    record, the officer ran a separate criminal history check in the Federal Bureau of Investigations

    (FBI) Next Generation Identification13 (formerly Integrated Automated Fingerprint Identification

    System (IAFIS)) and enrolled the fingerprints into IDENT. As CBP verified the identity of the

    8 See DHS/CBP/PIA-030 Departure Information Systems Test (June 13, 2016), available at www.dhs.gov/privacy. 9 See DHS/CBP/PIA-001 Advance Passenger Information System (June 5, 2013), available at

    www.dhs.gov/privacy. 10 See DHS/CBP/PIA-030(a) Departure Verification System (December 16, 2016), available at

    www.dhs.gov/privacy. 11 See DHS/CBP/PIA-026 Biometric Exit Mobile Air Test (BE-Mobile) (June 18, 2015), available at

    www.dhs.gov/privacy. 12 See DHS/NPPD/PIA-002 Automated Biometric Identification System (IDENT) (December 7, 2012), available at

    www.dhs.gov/privacy. 13 See Privacy Impact Assessment: Next Generation Identification (NGI) (February 20, 2015), available at




  • Privacy Impact Assessment Update DHS/CBP/PIA-030(c) TVS: Partner Process

    Page 3

    travelers, either through automated facial recognition or manual officer processing, the CBP

    Officer transmitted information back to the respective CBP systems.

    Reason for the PIA Update

    CBP is publishing this updated PIA because the recently initiated TVS14 is expanding to

    allow commercial air carriers and select airport authorities (partners) to provide their own facial

    recognition cameras and capture the images of travelers consistent with their own business

    processes and requirements (for example, to use facial images instead of paper boarding passes).

    Commercial air carriers and airport authorities that provide cameras for their own business

    purposes may now opt-in to the TVS process. These partners will capture the traveler images

    consistent with their business purposes, and then transmit the photos they capture to CBP through

    a connection with CBPs cloud-based TVS. CBP does not capture the photos directly from the

    traveler under this TVS expansion.

    Commercial air carriers and airport authorities have an incentive to provide their own

    camera and use CBP facial matching technology to improve the capabilities of airline personnel

    to verify traveler identities, resulting in faster and more secure boarding, and to streamline the

    travelers departure process.

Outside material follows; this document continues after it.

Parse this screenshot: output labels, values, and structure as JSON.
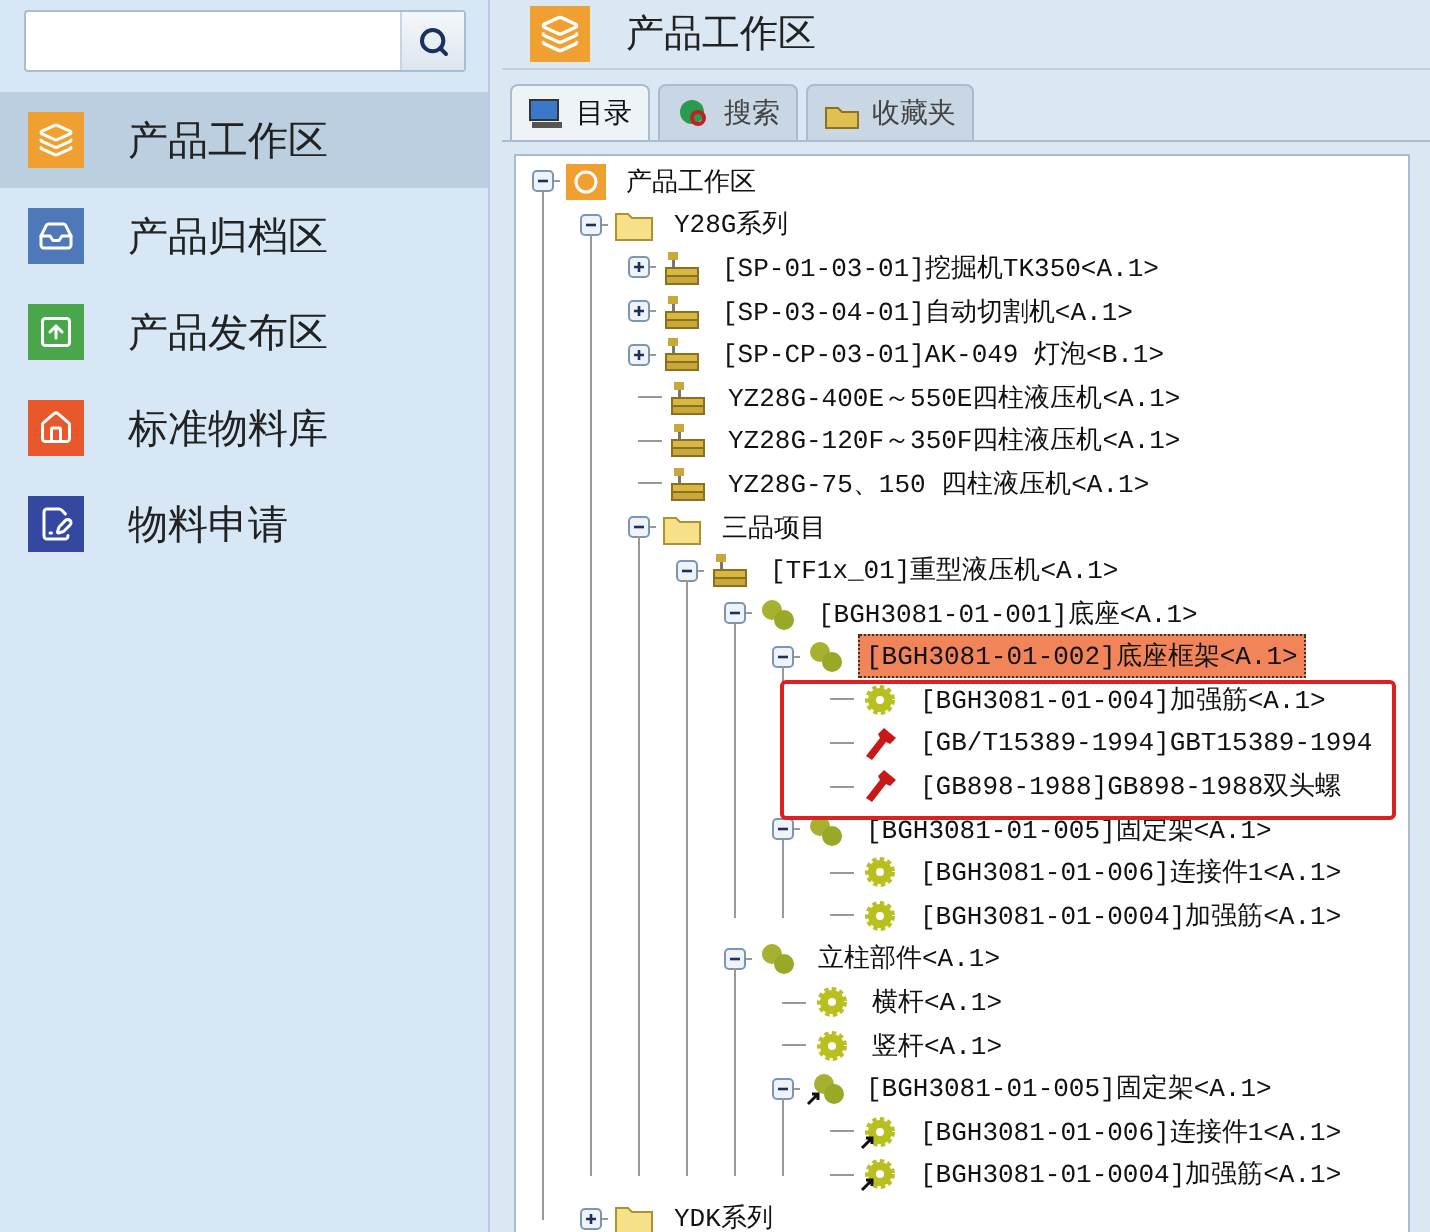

    Traveler Verification Service

    Similar to operations of the DVS, the TVS15 uses CBPs biographic APIS manifest data16

    and existing photographs of U.S. citizen and non-U.S. citizen travelers board